Postal and Federal Disability Retirement: OWCP & the Short Sale

Americans are often looked upon as short-sighted.  Lacking historical longevity, both in terms of an enduring civilization as well as culture, the economic, mercantile (some would say ‘mercenary’), materialistic approach of the American Way lends itself to criticism for the emphasized focus upon short-term gain and profit.

For those questioning whether or not a Federal Disability Retirement annuity, in comparison with compensation received or being received through the Department of Labor, Office of Workers’ Compensation Programs (FECA), would be beneficial, may be suffering from the American-Way syndrome — of viewing the higher pay alone and in a vacuum, without considering the superior benefits of the longer view of life.

Indeed, under an annuity from the U.S. Office of Personnel Management, Federal Disability Retirement benefits, whether under FERS or CSRS, one may continue to receive the Federal Disability Retirement annuity, and yet work and receive income on top of the Federal Disability Retirement annuity, up to 80% of what one’s former Federal or Postal job currently pays.  Under OWCP, of course, one cannot work while receiving temporary total disability payments.

Further, it is important to understand that the time that one is on Federal Disability Retirement counts towards the total number of years of Federal service, so that when it converts to regular retirement at age 62, all those years on Federal Disability Retirement are counted.

Short term sale or long term goals and benefits?

Whether lacking in culture, history or an enduring civilization, it is always beneficial to review the present, in order to plan for the future.  Short sales often sell one short, and that is something which the Federal and Postal employee must take into account in preparing, formulating, and filing for Federal Disability Retirement benefits from OPM, whether under FERS or CSRS.

Sincerely,

Robert R. McGill, Esquire

Medical Retirement for Government Employees: The Duration of a Medical Condition

In being eligible for a Federal Disability Retirement annuity from the Office of Personnel Management, one of the basic criteria which must be met for eligibility determination is that a medical condition, its symptomatologies and impact upon one’s ability/inability to perform the essential elements of one’s job, must last for a minimum of 12 months.  

As a practical matter, the medical condition normally lasts for much longer, and is quite often a chronic, progressively deteriorating condition.  If the medical condition is expected to last for a short period of time, then the Federal or Postal employee must seriously consider whether filing for Federal Disability Retirement benefits is “worth it”, inasmuch as it often takes 8 – 10 months to obtain an approval from the Office of Personnel Management for the First Stage of the process.  

As such, for most Federal and Postal employees who are contemplating preparing, formulating and filing a Federal Disability Retirement application under either FERS or CSRS, there is an implicit acknowledgement and understanding the the medical condition itself is one of chronicity, debilitating in nature, and often progressively deteriorating.  

The fact that a medical condition must last for a minimum of 12 months, however, does not mean that a Federal or Postal employee should wait for the 12 months to pass before filing for Federal Disability Retirement benefits.  That would, upon reflection, be a cruel absurdity — to have to wait for 12 months, then to file and wait about 10 months before the Office of Personnel Management makes a decision, and all of this, only at the First Stage of the process.

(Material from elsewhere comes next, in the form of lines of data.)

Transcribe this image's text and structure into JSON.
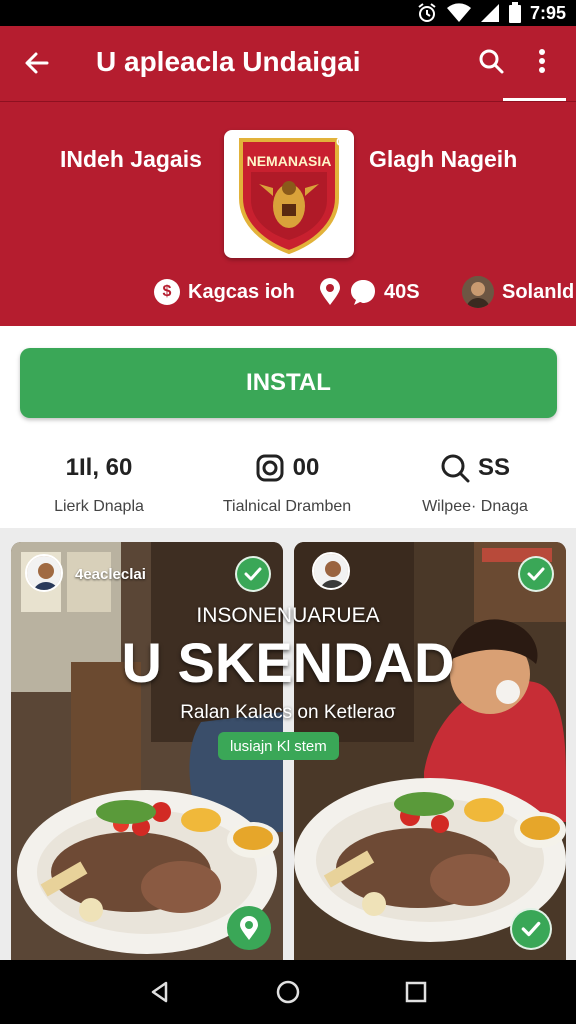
{
  "status_bar": {
    "time": "7:95"
  },
  "app_bar": {
    "title": "U apleacla Undaigai"
  },
  "header": {
    "left_text": "INdeh Jagais",
    "right_text": "Glagh Nageih",
    "logo_text": "NEMANASIA",
    "logo_corner": "C",
    "meta": {
      "currency_label": "Kagcas ioh",
      "comments_count": "40S",
      "developer_name": "Solanld"
    }
  },
  "install_label": "INSTAL",
  "stats": [
    {
      "value": "1Il, 60",
      "label": "Lierk Dnapla"
    },
    {
      "value": "00",
      "label": "Tialnical Dramben"
    },
    {
      "value": "SS",
      "label": "Wilpee· Dnaga"
    }
  ],
  "gallery": {
    "card1_user": "4eacleclai",
    "overlay_heading": "INSONENUARUEA",
    "overlay_headline": "U SKENDAD",
    "overlay_caption": "Ralan Kalacs on Ketleraσ",
    "overlay_tag": "lusiajn Kl stem"
  },
  "colors": {
    "brand_red": "#b51d2f",
    "accent_green": "#3aa757"
  },
  "icons": [
    "back-arrow-icon",
    "search-icon",
    "more-vert-icon",
    "dollar-icon",
    "location-pin-icon",
    "comment-icon",
    "camera-icon",
    "magnify-icon",
    "check-icon",
    "map-pin-icon"
  ]
}
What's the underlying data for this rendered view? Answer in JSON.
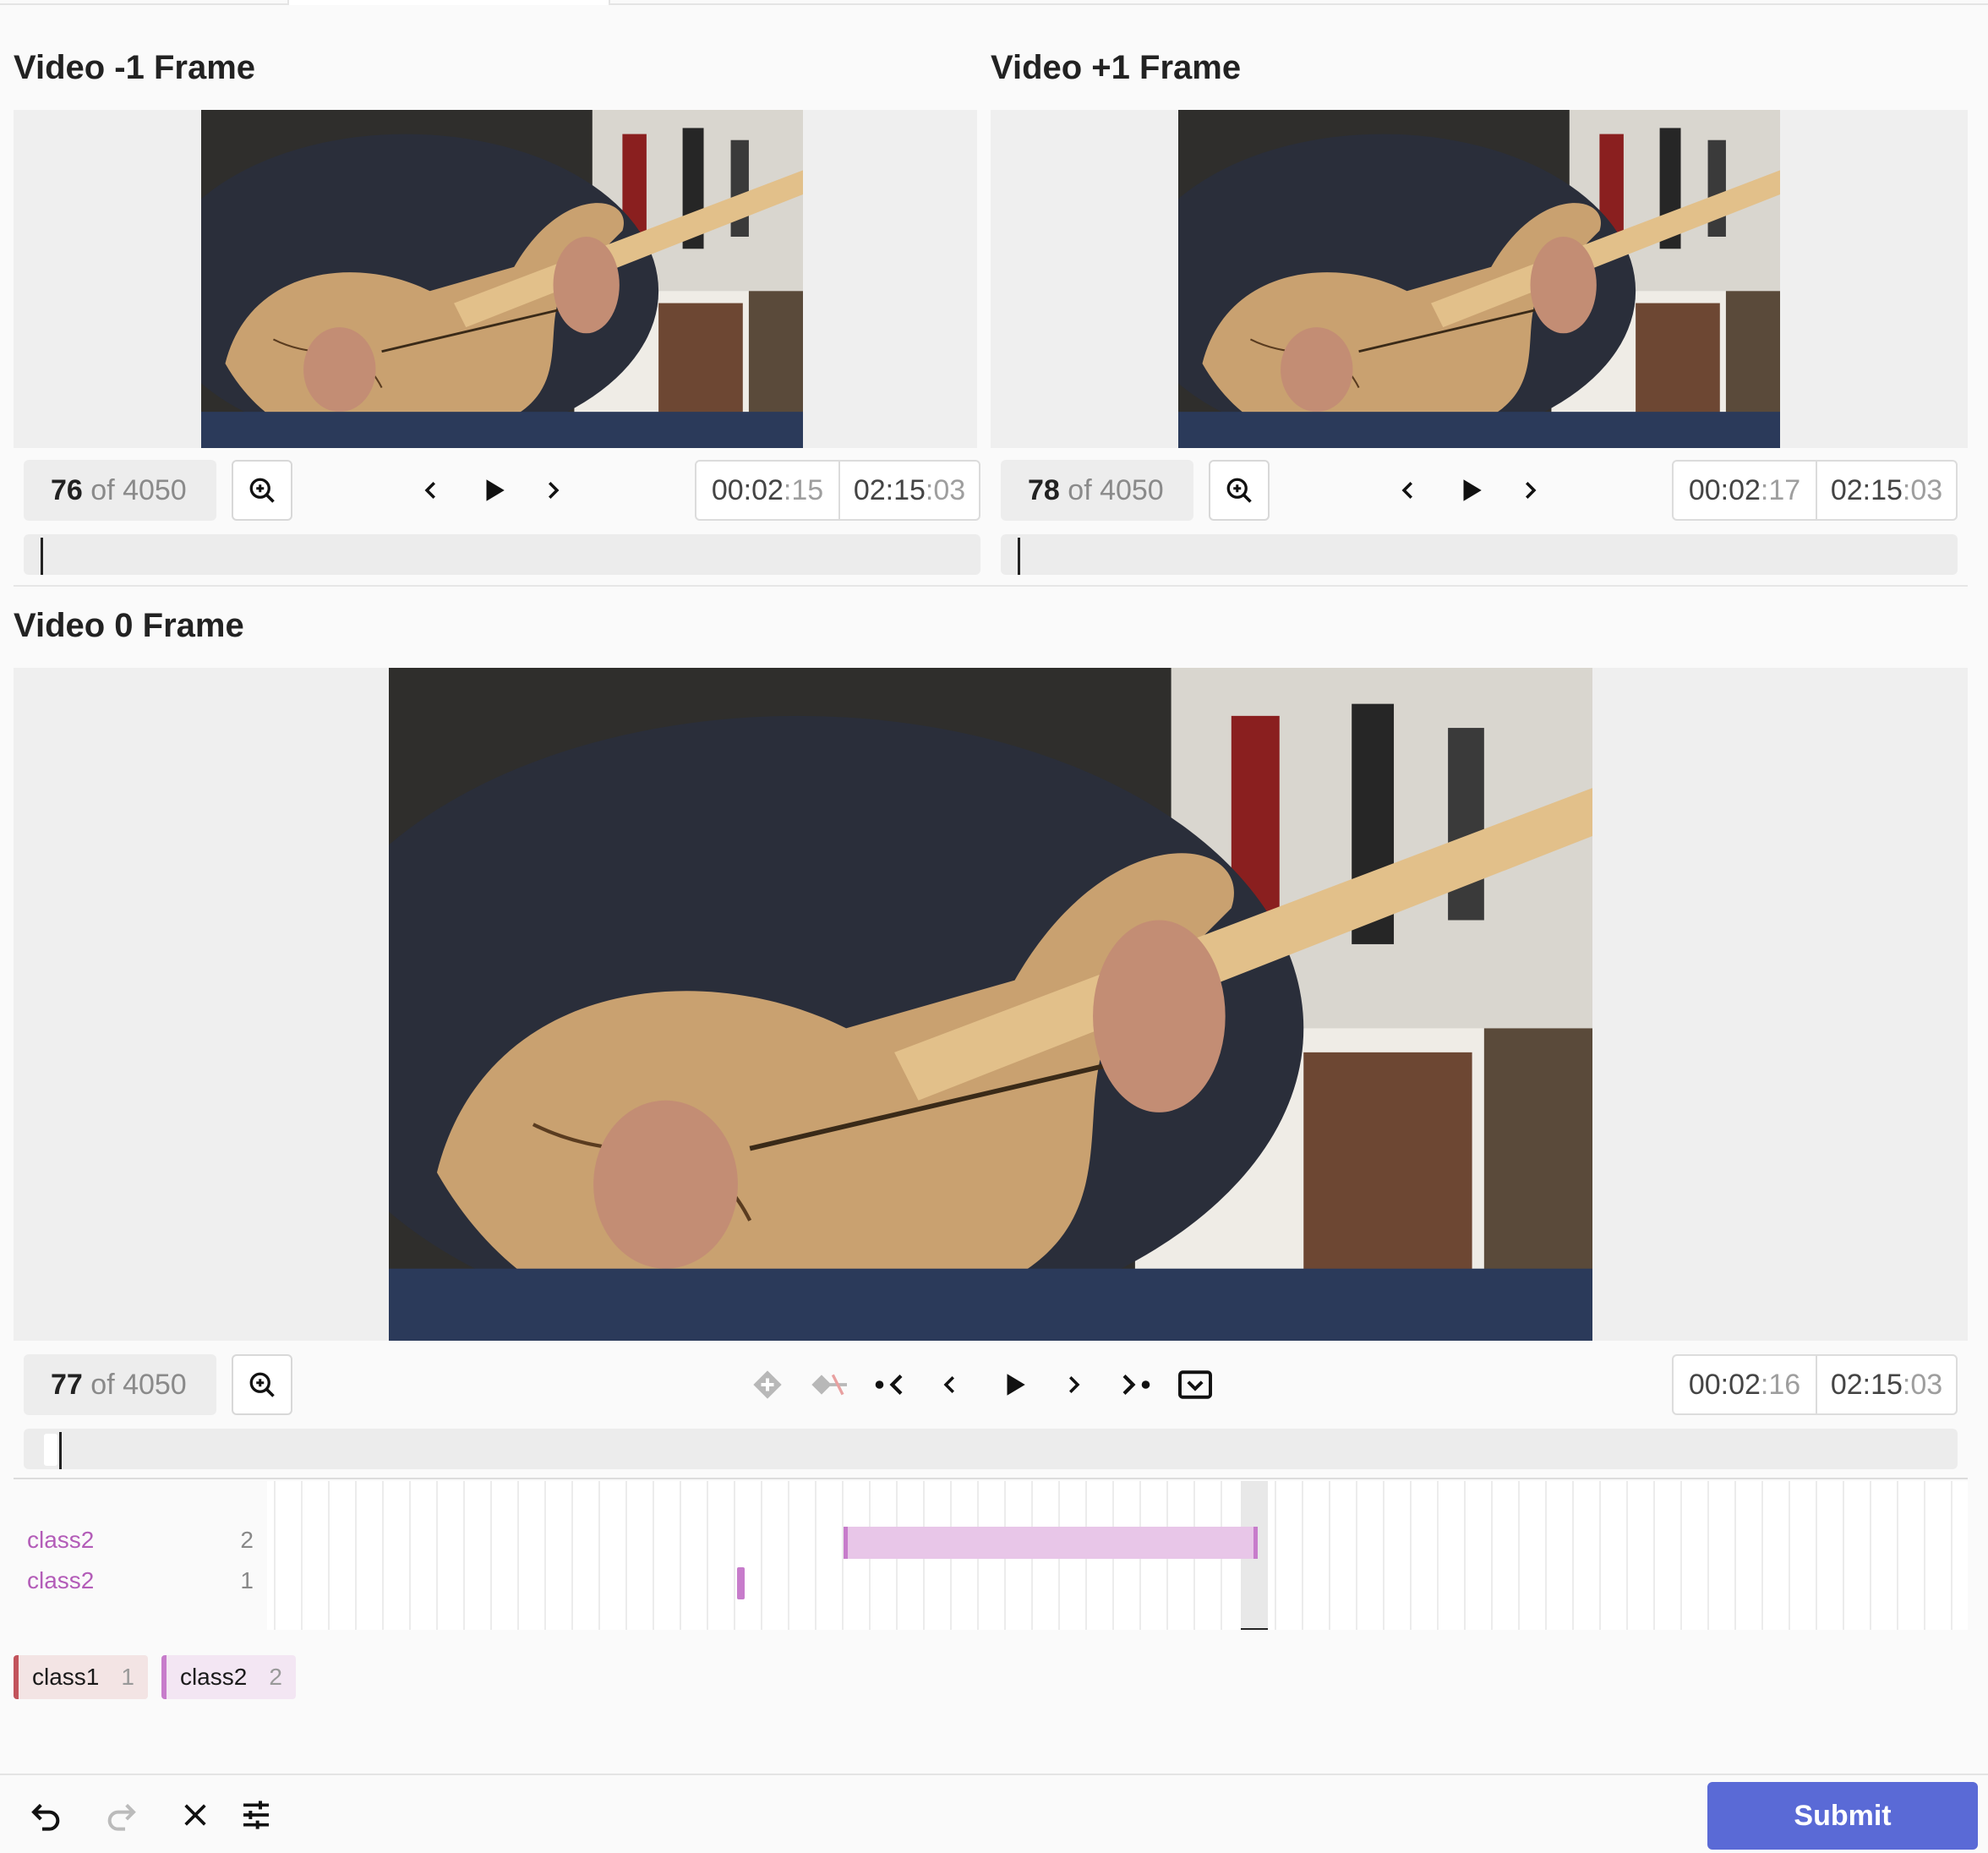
{
  "panels": {
    "prev": {
      "title": "Video -1 Frame",
      "frame_number": "76",
      "frame_of": "of 4050",
      "time_current_main": "00:02",
      "time_current_frac": ":15",
      "time_total_main": "02:15",
      "time_total_frac": ":03"
    },
    "next": {
      "title": "Video +1 Frame",
      "frame_number": "78",
      "frame_of": "of 4050",
      "time_current_main": "00:02",
      "time_current_frac": ":17",
      "time_total_main": "02:15",
      "time_total_frac": ":03"
    },
    "current": {
      "title": "Video 0 Frame",
      "frame_number": "77",
      "frame_of": "of 4050",
      "time_current_main": "00:02",
      "time_current_frac": ":16",
      "time_total_main": "02:15",
      "time_total_frac": ":03"
    }
  },
  "timeline": {
    "tracks": [
      {
        "name": "class2",
        "count": "2"
      },
      {
        "name": "class2",
        "count": "1"
      }
    ]
  },
  "labels": [
    {
      "name": "class1",
      "count": "1",
      "color": "#c2535b"
    },
    {
      "name": "class2",
      "count": "2",
      "color": "#c77ccb"
    }
  ],
  "footer": {
    "submit_label": "Submit"
  },
  "colors": {
    "accent": "#5a6ad6",
    "class2": "#c77ccb",
    "class1": "#c2535b"
  },
  "icons": [
    "zoom-in-icon",
    "chevron-left-icon",
    "play-icon",
    "chevron-right-icon",
    "add-keyframe-icon",
    "delete-keyframe-icon",
    "previous-keyframe-icon",
    "next-keyframe-icon",
    "collapse-icon",
    "undo-icon",
    "redo-icon",
    "close-icon",
    "settings-sliders-icon"
  ]
}
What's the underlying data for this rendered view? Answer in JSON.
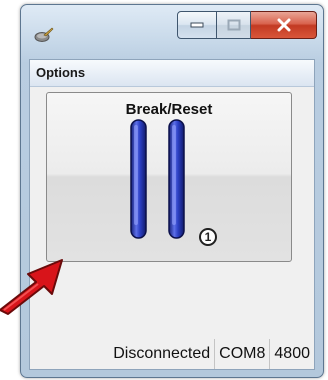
{
  "window": {
    "icon": "paintbrush-icon",
    "buttons": {
      "minimize": "minimize-icon",
      "maximize": "maximize-icon",
      "close": "close-icon"
    }
  },
  "menu": {
    "items": [
      {
        "label": "Options"
      }
    ]
  },
  "main": {
    "break_reset": {
      "label": "Break/Reset",
      "icon": "pause-icon",
      "badge": "1"
    }
  },
  "statusbar": {
    "connection": "Disconnected",
    "port": "COM8",
    "baud": "4800"
  },
  "colors": {
    "pause_bar": "#2b3fc4",
    "close_button": "#c8442c",
    "arrow": "#d8141a"
  }
}
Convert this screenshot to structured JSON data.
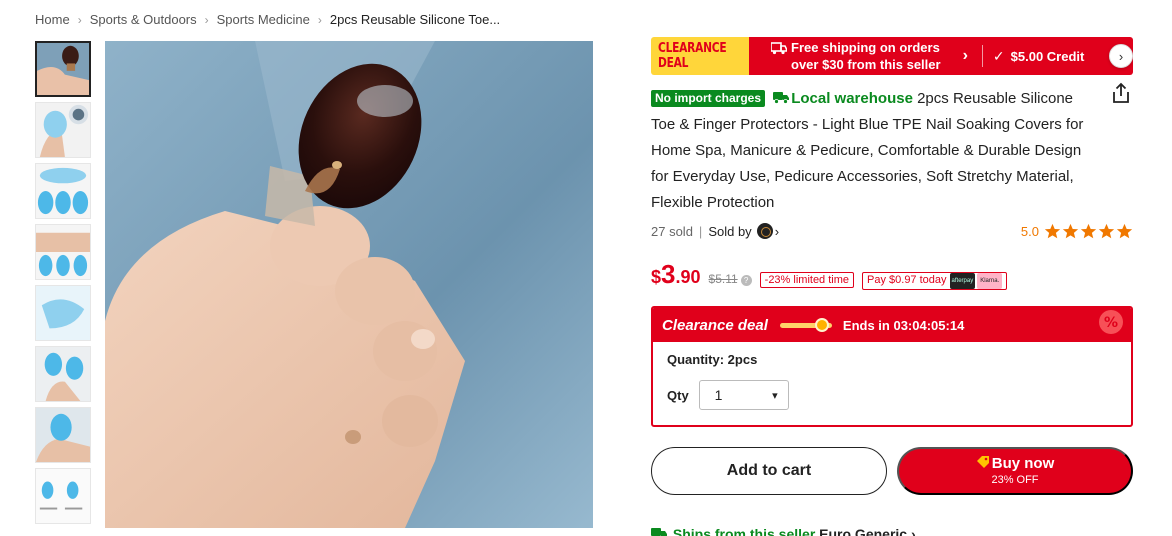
{
  "breadcrumb": {
    "items": [
      "Home",
      "Sports & Outdoors",
      "Sports Medicine",
      "2pcs Reusable Silicone Toe..."
    ],
    "separator": "›"
  },
  "thumbnails": [
    {
      "alt": "toe with brown silicone cap",
      "active": true
    },
    {
      "alt": "blue toe cap on finger"
    },
    {
      "alt": "three blue toe caps"
    },
    {
      "alt": "foot with caps and three caps"
    },
    {
      "alt": "blue cap closeup"
    },
    {
      "alt": "blue caps on fingers"
    },
    {
      "alt": "blue toe cap on toe"
    },
    {
      "alt": "size diagram"
    }
  ],
  "promo": {
    "clearance_line1": "CLEARANCE",
    "clearance_line2": "DEAL",
    "shipping_line1": "Free shipping on orders",
    "shipping_line2": "over $30 from this seller",
    "chevron": "›",
    "check": "✓",
    "credit": "$5.00 Credit",
    "next": "›"
  },
  "product": {
    "badge_import": "No import charges",
    "local_warehouse": "Local warehouse",
    "title": " 2pcs Reusable Silicone Toe & Finger Protectors - Light Blue TPE Nail Soaking Covers for Home Spa, Manicure & Pedicure, Comfortable & Durable Design for Everyday Use, Pedicure Accessories, Soft Stretchy Material, Flexible Protection",
    "sold": "27 sold",
    "sep": "|",
    "sold_by": "Sold by",
    "chevron": "›",
    "rating": "5.0",
    "stars": 5
  },
  "price": {
    "currency": "$",
    "integer": "3",
    "decimal": ".90",
    "original": "$5.11",
    "info": "?",
    "discount": "-23% limited time",
    "pay_today": "Pay $0.97 today",
    "afterpay": "afterpay",
    "klarna": "Klarna."
  },
  "deal": {
    "title": "Clearance deal",
    "ends": "Ends in 03:04:05:14",
    "progress": 0.8,
    "quantity_label": "Quantity: 2pcs",
    "qty_label": "Qty",
    "qty_value": "1",
    "qty_arrow": "⌄"
  },
  "buttons": {
    "add_to_cart": "Add to cart",
    "buy_now": "Buy now",
    "buy_sub": "23% OFF"
  },
  "ship_from": {
    "label": "Ships from this seller",
    "seller": "Euro Generic",
    "chevron": "›"
  },
  "colors": {
    "brand_red": "#e0001b",
    "green": "#0a8a1f",
    "star": "#f07800",
    "yellow": "#ffd63a"
  }
}
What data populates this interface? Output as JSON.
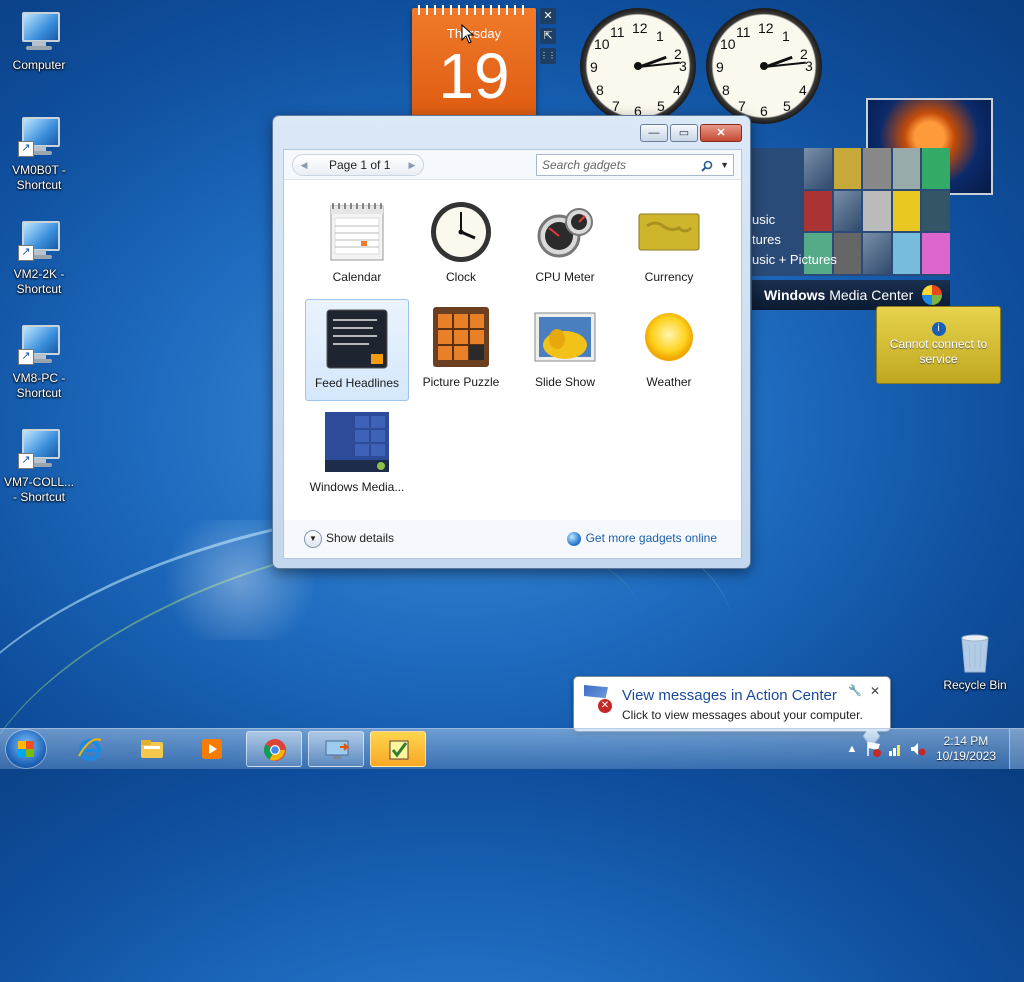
{
  "desktop": {
    "icons": [
      {
        "label": "Computer"
      },
      {
        "label": "VM0B0T -\nShortcut"
      },
      {
        "label": "VM2-2K -\nShortcut"
      },
      {
        "label": "VM8-PC -\nShortcut"
      },
      {
        "label": "VM7-COLL...\n- Shortcut"
      },
      {
        "label": "Recycle Bin"
      }
    ]
  },
  "calendar_gadget": {
    "day_name": "Thursday",
    "day_number": "19"
  },
  "gadget_controls": {
    "close": "✕",
    "resize": "⇱",
    "drag": "⋮⋮"
  },
  "media_center_gadget": {
    "menu": [
      "usic",
      "tures",
      "usic + Pictures"
    ],
    "brand_bold": "Windows",
    "brand_rest": " Media Center"
  },
  "currency_gadget": {
    "message": "Cannot connect to service"
  },
  "gadgets_window": {
    "pager": {
      "label": "Page 1 of 1"
    },
    "search": {
      "placeholder": "Search gadgets"
    },
    "gadgets": [
      {
        "label": "Calendar"
      },
      {
        "label": "Clock"
      },
      {
        "label": "CPU Meter"
      },
      {
        "label": "Currency"
      },
      {
        "label": "Feed Headlines",
        "selected": true
      },
      {
        "label": "Picture Puzzle"
      },
      {
        "label": "Slide Show"
      },
      {
        "label": "Weather"
      },
      {
        "label": "Windows Media..."
      }
    ],
    "show_details": "Show details",
    "get_more": "Get more gadgets online"
  },
  "notification": {
    "title": "View messages in Action Center",
    "text": "Click to view messages about your computer."
  },
  "taskbar": {
    "time": "2:14 PM",
    "date": "10/19/2023",
    "pinned": [
      "Internet Explorer",
      "Windows Explorer",
      "Windows Media Player",
      "Google Chrome",
      "Remote Desktop",
      "Checklist"
    ]
  },
  "colors": {
    "accent": "#1b4a9c",
    "desktop": "#1f6cc0",
    "calendar": "#e2641a"
  }
}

No — the legal standard is that the medical condition must be “expected” to last a minimum of 12 months; meaning, thereby, that a doctor can normally make a reasonable prognosis as to the duration, chronicity and future behavior of the medical condition; and this can normally be accomplished soon after the identification of a particular medical condition.

Sincerely,

Robert R. McGill, Esquire